Question: "What can we learn from God redeeming Israel from the house of bondage (Deuteronomy 13:5)?"

Answer: The term house of bondage (NKJV) or house of slavery (NIV) is used often in the Old Testament to refer to Israel’s time of slavery in Egypt at the hand of Pharoah (Exodus 20:2; Jeremiah 34:13; Micah 6:4). When we explore passages about God redeeming Israel from the house of bondage, a few key points about the nature of God and His love for His people jump out: “Because the LORD loves you, and because He would keep the oath which He swore to your fathers, the LORD has brought you out with a mighty hand, and redeemed you from the house of bondage, from the hand of Pharaoh king of Egypt” (Deuteronomy 7:8).

In Deuteronomy 7, Israel is on the brink of entering the Promised Land. Moses explains that God’s people are meant to be “a people holy to the LORD your God. The LORD your God has chosen you out of all the peoples on the face of the earth to be his people, his treasured possession” (Deuteronomy 7:6). God did not choose Israel because they were mighty in numbers (Deuteronomy 7:7), but simply because He loved them. His decision was not based on any quality or distinction of the people but entirely on His own will.

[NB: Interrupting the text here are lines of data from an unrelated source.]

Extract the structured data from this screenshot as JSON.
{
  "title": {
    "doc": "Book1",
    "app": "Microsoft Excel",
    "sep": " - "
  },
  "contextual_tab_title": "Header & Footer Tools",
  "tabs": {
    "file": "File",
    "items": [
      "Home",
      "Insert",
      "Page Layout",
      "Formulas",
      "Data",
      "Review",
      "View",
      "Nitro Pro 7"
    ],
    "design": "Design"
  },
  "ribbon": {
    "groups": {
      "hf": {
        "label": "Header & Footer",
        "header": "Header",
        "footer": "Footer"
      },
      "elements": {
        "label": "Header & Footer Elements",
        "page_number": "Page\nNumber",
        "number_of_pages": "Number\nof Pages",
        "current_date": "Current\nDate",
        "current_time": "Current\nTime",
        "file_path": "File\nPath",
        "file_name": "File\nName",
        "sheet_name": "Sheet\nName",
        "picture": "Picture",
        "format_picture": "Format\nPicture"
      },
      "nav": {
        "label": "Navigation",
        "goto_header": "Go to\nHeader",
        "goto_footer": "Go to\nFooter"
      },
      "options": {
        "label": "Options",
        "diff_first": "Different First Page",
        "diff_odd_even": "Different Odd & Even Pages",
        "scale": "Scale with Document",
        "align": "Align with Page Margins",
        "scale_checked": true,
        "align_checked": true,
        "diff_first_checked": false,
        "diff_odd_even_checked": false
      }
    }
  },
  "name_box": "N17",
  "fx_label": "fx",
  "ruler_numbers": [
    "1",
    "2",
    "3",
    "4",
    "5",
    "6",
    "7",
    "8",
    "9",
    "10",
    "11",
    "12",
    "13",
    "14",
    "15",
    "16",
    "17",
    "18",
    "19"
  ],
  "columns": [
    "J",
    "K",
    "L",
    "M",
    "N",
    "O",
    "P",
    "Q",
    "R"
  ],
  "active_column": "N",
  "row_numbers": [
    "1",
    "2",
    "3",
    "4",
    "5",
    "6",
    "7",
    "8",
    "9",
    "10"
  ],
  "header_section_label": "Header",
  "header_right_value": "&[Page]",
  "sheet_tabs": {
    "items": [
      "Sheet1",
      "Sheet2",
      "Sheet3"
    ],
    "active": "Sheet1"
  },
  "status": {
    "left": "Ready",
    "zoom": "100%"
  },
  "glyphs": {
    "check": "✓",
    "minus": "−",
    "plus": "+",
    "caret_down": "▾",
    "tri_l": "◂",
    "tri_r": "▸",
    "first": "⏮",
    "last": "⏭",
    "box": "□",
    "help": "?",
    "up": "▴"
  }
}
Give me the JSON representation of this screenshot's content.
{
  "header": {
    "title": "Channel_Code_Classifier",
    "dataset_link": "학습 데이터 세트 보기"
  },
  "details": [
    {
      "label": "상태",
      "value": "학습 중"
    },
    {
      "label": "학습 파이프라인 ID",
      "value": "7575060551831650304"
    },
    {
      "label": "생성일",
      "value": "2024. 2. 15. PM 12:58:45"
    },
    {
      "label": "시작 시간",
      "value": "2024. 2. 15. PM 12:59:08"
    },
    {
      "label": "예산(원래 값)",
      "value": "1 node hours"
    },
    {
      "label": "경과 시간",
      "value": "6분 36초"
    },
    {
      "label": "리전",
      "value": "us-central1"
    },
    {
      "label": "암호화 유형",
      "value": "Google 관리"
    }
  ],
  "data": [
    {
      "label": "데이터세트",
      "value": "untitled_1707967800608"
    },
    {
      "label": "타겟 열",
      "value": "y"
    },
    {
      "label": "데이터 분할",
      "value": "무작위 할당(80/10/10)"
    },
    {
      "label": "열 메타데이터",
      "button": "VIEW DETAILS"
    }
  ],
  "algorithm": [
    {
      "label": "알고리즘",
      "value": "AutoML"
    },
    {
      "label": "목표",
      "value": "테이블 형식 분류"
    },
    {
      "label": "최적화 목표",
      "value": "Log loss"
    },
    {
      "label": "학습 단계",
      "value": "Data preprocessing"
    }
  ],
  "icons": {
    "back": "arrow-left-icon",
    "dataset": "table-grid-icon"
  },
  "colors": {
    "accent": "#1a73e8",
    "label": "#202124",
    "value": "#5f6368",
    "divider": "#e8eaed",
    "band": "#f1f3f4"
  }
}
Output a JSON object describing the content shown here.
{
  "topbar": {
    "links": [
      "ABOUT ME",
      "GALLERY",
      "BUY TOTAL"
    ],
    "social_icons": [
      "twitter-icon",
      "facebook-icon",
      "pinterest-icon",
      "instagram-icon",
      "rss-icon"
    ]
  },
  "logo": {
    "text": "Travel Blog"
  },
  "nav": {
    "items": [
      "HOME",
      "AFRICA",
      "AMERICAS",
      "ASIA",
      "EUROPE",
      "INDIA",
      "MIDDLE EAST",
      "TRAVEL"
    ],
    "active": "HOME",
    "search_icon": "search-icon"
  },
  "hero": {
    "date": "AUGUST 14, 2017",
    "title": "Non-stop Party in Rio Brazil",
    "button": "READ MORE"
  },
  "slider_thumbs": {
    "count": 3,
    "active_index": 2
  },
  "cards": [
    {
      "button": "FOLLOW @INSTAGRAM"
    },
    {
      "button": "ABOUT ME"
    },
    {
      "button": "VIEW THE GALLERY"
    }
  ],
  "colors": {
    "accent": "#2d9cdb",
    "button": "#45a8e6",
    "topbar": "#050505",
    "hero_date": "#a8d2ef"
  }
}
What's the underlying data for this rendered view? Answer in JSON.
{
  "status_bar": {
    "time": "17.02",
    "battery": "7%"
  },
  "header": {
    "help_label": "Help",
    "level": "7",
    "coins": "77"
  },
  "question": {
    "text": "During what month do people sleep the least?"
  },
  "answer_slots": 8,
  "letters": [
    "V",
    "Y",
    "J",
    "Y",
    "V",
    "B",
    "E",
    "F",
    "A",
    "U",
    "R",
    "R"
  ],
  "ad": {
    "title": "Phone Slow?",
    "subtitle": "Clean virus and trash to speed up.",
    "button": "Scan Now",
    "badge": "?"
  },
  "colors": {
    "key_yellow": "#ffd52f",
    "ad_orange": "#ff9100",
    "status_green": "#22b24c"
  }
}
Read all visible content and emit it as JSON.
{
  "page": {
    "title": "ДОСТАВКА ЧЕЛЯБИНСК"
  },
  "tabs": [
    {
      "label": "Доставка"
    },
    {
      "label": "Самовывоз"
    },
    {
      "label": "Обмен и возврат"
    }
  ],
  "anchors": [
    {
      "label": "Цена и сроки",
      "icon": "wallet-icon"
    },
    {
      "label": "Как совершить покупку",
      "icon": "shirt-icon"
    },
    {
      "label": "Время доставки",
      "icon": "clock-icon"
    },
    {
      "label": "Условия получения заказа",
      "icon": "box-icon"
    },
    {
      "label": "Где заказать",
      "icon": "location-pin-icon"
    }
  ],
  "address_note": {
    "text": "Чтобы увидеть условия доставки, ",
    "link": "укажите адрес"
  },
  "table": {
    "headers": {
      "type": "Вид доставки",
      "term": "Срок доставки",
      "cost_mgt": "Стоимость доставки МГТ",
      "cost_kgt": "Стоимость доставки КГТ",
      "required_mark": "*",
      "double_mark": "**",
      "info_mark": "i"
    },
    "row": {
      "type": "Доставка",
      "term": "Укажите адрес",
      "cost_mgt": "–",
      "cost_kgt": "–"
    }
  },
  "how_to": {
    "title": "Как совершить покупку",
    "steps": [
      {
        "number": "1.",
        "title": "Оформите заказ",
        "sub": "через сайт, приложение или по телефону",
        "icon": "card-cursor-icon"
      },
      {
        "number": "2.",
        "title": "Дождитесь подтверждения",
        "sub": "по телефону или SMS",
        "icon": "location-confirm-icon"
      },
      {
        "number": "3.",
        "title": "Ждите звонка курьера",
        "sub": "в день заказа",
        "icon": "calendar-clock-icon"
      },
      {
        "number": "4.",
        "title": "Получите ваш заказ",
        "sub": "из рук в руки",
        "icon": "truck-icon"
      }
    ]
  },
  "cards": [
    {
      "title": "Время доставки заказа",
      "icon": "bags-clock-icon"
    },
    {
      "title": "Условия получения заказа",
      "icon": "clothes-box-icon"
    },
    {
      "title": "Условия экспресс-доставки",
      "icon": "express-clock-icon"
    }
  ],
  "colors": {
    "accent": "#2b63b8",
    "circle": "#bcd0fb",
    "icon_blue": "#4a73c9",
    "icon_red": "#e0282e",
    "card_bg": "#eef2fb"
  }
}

The same is true in our relationship with God, which is not dependent on what we do or deserve, but on God’s love and grace alone: “For he chose us in him before the creation of the world to be holy and blameless in his sight. In love he predestined us for adoption to sonship through Jesus Christ, in accordance with his pleasure and will—to the praise of his glorious grace, which he has freely given us in the One he loves” (Ephesians 1:4–6; see also Ephesians 2:8).

God’s nature is love (1 John 4:7–21). God set His love on Israel, and because He loved them, He delivered them out of Egypt, redeeming them from a life of slavery “with a mighty hand” (Deuteronomy 26:8). When God saves us, He powerfully delivers us from a life of bondage to sin (Romans 6:6, 18; John 8:36).

God wants us to remember that, although we were once slaves to sin, He has set us free: “Beware, lest you forget the LORD who brought you out of the land of Egypt, from the house of bondage” (Deuteronomy 6:12, NKJV). Israel was not to forget that the Lord had redeemed them, and neither should we. We are now free, but that freedom came at a high price—the sacrifice of Christ’s life on the cross (Mark 10:45).

Just as the blood of the first Passover lamb saved Israel from the Destroyer (Exodus 12:12–13), Jesus Christ became our consummate Passover Lamb: “For you know that it was not with perishable things such as silver or gold that you were redeemed from the empty way of life handed down to you from your ancestors, but with the precious blood of Christ, a lamb without blemish or defect” (1 Peter 1:18–19; see also 1 Corinthians 5:7).

God’s love is tied to His oath. He is faithful to love us to the end, and He desires that we love Him in the same way, keeping His commands (Deuteronomy 7:9) and purging evil from among us (Deuteronomy 13:5). The apostle Paul explained, “It is for freedom that Christ has set us free. Stand firm, then, and do not let yourselves be burdened again by a yoke of slavery” (Galatians 5:1). Peter urged Christians, “Therefore, rid yourselves of all malice and all deceit, hypocrisy, envy, and slander of every kind. Like newborn babies, crave pure spiritual milk, so that by it you may grow up in your salvation, now that you have tasted that the Lord is good” (1 Peter 2:1–3).

The Lord redeemed Israel from “the house of bondage” just as He frees believers today from the sin and darkness of their past (Ephesians 5:1–27; 1 Peter 1:13–23). We are His “chosen people, a royal priesthood, a holy nation, God’s special possession.” Propelled by love, God rescues us for His good purpose and sets us apart to “declare the praises of him who called you out of darkness into his wonderful light. Once you were not a people, but now you are the people of God; once you had not received mercy, but now you have received mercy” (1 Peter 2:9–10). Being redeemed from the house of bondage, we “keep away from worldly desires that wage war against [our] very souls” (1 Peter 2:11–12, NLT).